NE Scotland, Orkney & Shetland

Plea for dead fulmars to map marine plastic pollution

Fulmar close up
Image caption Fulmars are grey and white seabirds, with a distinctive hooked beak

A marine ecologist based in Aberdeen is asking beachcombers around Scotland to send him dead fulmars.

Ewan Edwards says ferocious weather events, like Storm Caroline, usually mean dead birds being washed up on beaches.

A project, based at a university in the Netherlands, has been analysing the stomach contents of dead fulmars for more than 20 years.

It has found that 95% of birds around the North Sea have ingested plastic.

Martin Gray loves beachcombing in Orkney and has set up a Facebook group dedicated to the subject.

Image copyright Allan MacDonald
Image caption The birds, known in Orkney as mallis, are majestic fliers

He took me to Skaill beach, just across the bay from the Skara Brae neolithic site, to see what we could find.

And to reminisce about a dead fulmar he'd found just a few days earlier.

It was totally tangled up in monofilament net.

"That was sad", he remembers. "It was just lying in the tide line, dead.

"But it its entire body was completely enmeshed in net."

Image copyright Martin Gray
Image caption Martin Gray says there's no way of knowing how the net got into the sea

No way of knowing, of course, how that netting had ended up in the water - accidentally, or deliberately discarded; the result of one vessel cutting through another's gear; or even of a fishing boat sinking.

But there is no doubt that it had caused the fulmar's death.

This was a graphic illustration of the problems plastic pollution can cause to all manner of marine life.

But the research project Dr Edwards is working on is looking at a much less obvious effect.
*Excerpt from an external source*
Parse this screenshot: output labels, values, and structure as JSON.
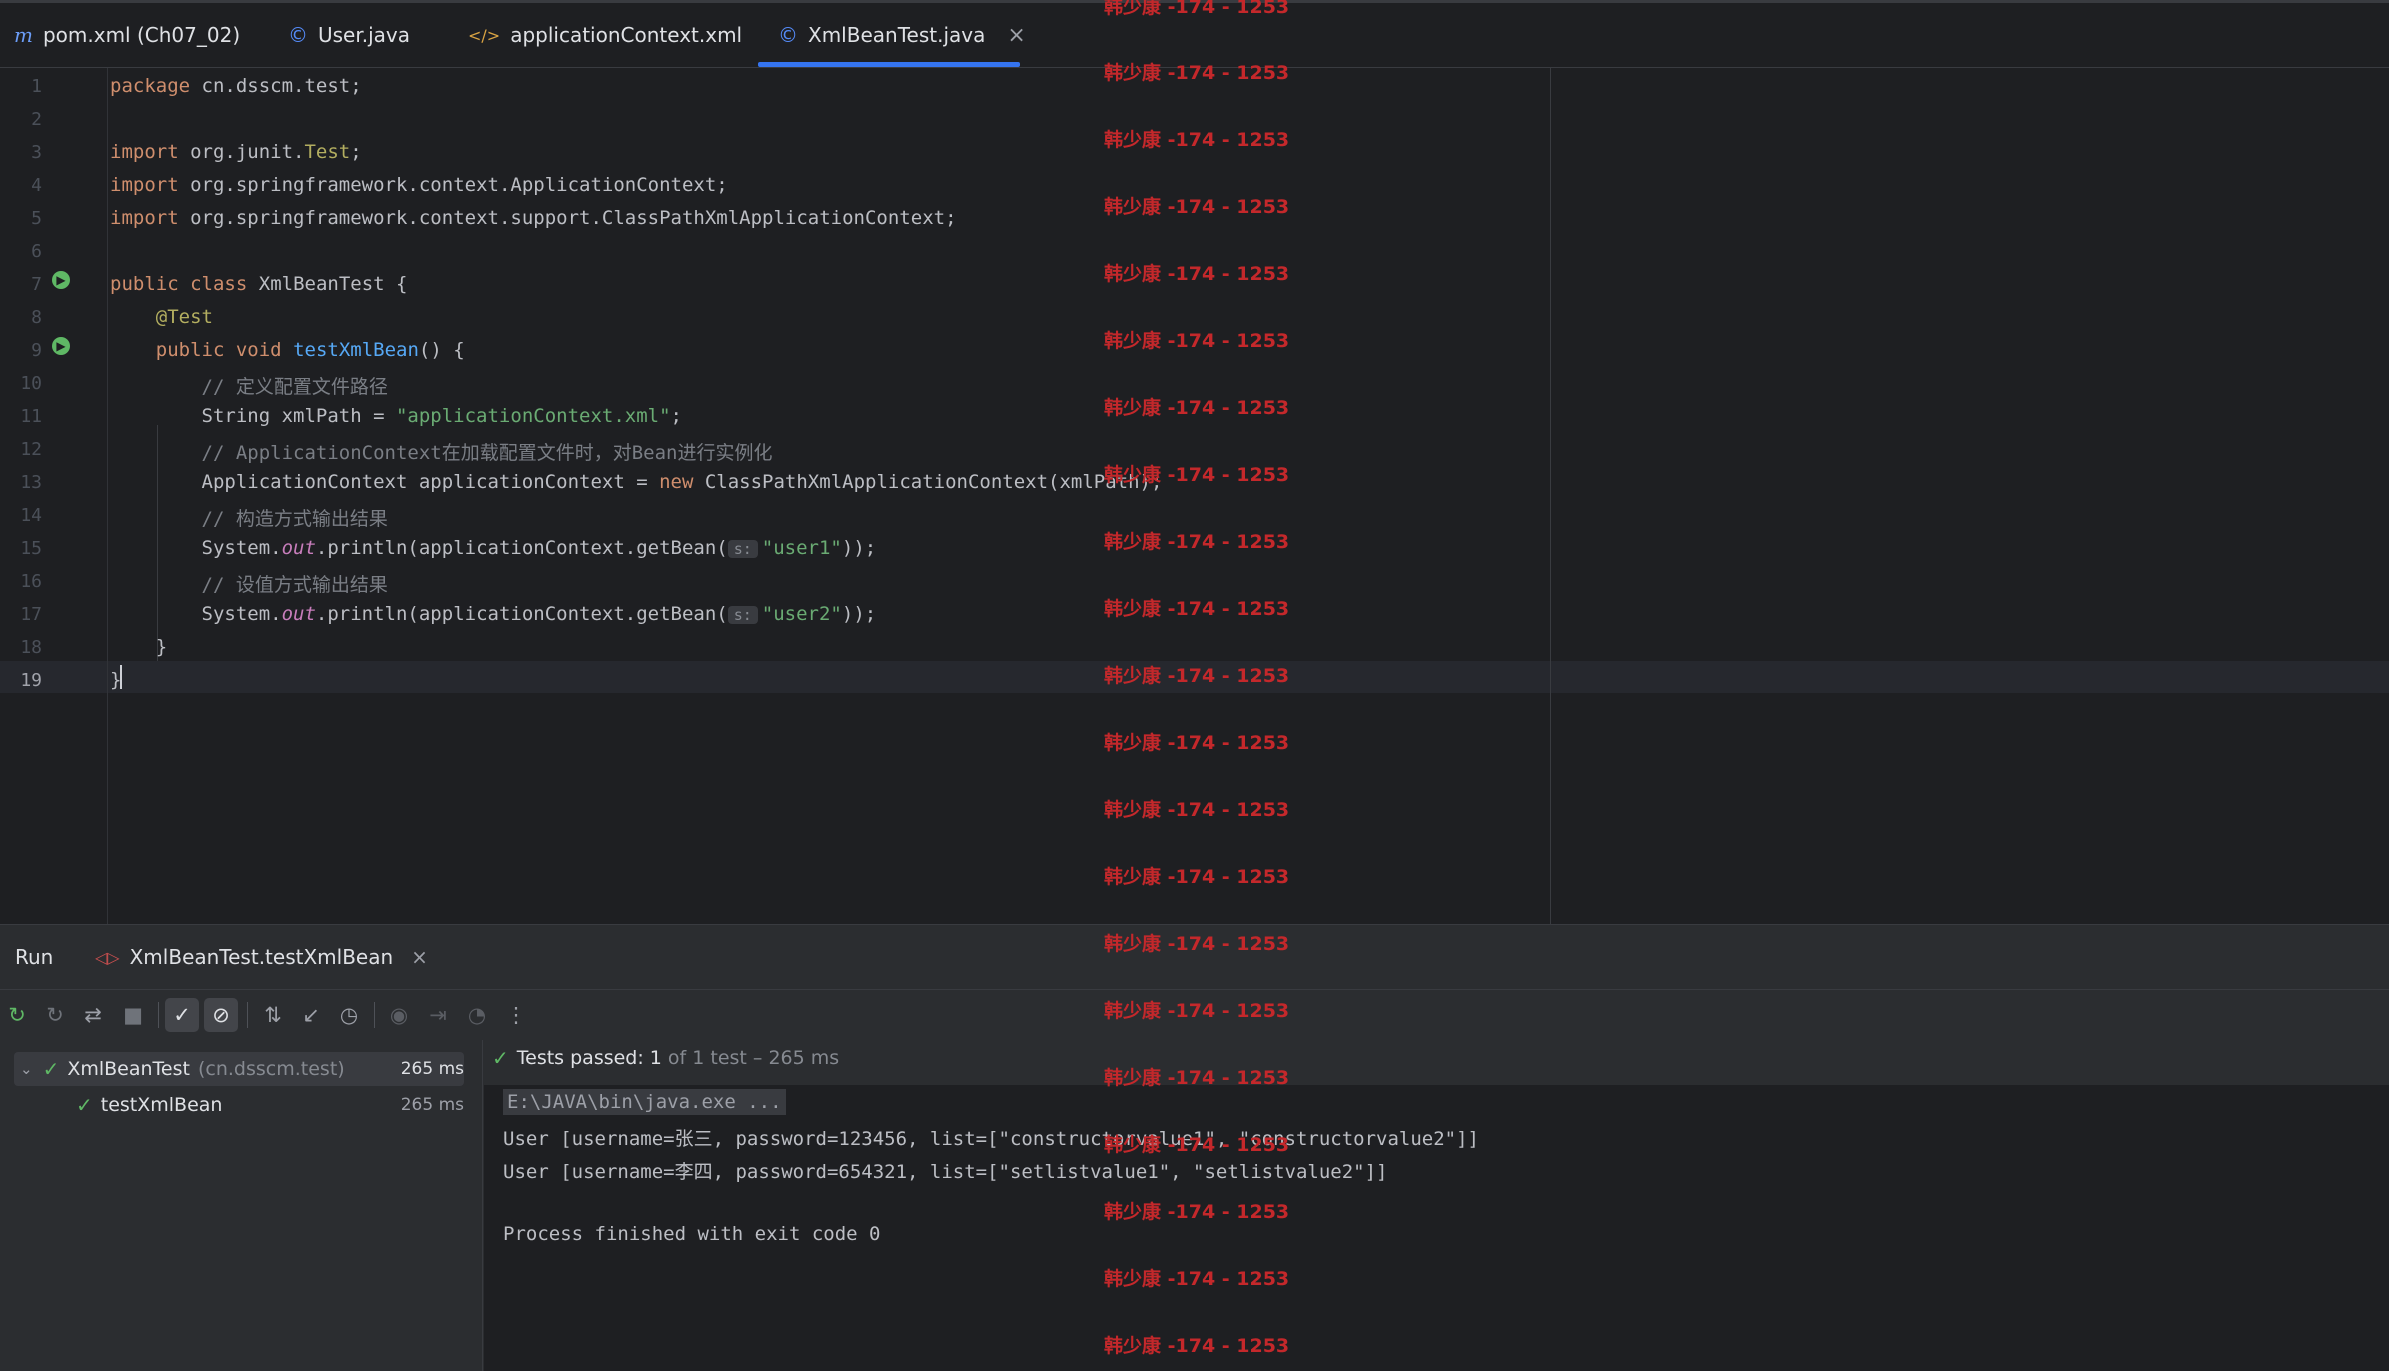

Plastic in the stomachs of sea birds.

'Lunch box'

Effectively, it uses the fulmars as monitors by examining how much plastic they've eaten by mistake.
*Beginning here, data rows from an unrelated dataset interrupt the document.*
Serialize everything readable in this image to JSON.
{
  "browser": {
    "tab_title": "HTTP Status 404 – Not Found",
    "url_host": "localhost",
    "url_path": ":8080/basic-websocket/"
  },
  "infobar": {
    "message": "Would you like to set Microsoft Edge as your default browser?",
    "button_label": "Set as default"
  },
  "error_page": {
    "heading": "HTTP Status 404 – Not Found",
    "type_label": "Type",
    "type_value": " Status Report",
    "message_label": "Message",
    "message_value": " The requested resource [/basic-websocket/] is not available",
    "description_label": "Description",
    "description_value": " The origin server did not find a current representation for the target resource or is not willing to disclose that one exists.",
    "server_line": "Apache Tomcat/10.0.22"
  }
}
"The average number of pieces of plastic in a fulmar's stomach is around 34", Ewan Edwards told BBC Radio Orkney.

"If you scale that up to the size of an animal like a human, that would be like us having a lunch box full of plastic inside our stomach.

"As you can probably imagine, it's quite difficult to ingest and digest food if your stomach is full of plastic like that."

Image copyright
Image caption This is the amount of plastic a human would need to have in their stomach to have the same proportion as most fulmars

And birds washed up around Scotland's coast - and especially on Orkney's beaches - could be particularly important.

Most of the specimens the project has studied so far come from the southern end of the North Sea - Holland and Germany.

But there is evidence of "a latitudinal gradient" - in other words, birds from the south have ingested relatively more plastic and birds from the north, less.

'Birds in the freezer'

But Orkney is "the missing link, in this chain across the North Sea and the Norwegian sea."

So now anyone who finds a dead fulmar - specifically a fulmar, not other sea birds - is asked to contact Dr Edwards to see if can be useful for the study.

Martin Gray has already done that.

So his dead fulmar is in the post, along with everyone else's Christmas cards and parcels, on its way to Aberdeen.

He says he's triple wrapped it to keep it secure.

And he's relieved, because it means he'll no longer have to keep dead birds in the freezer at home.

More on this story

Related Internet links

The BBC is not responsible for the content of external Internet sites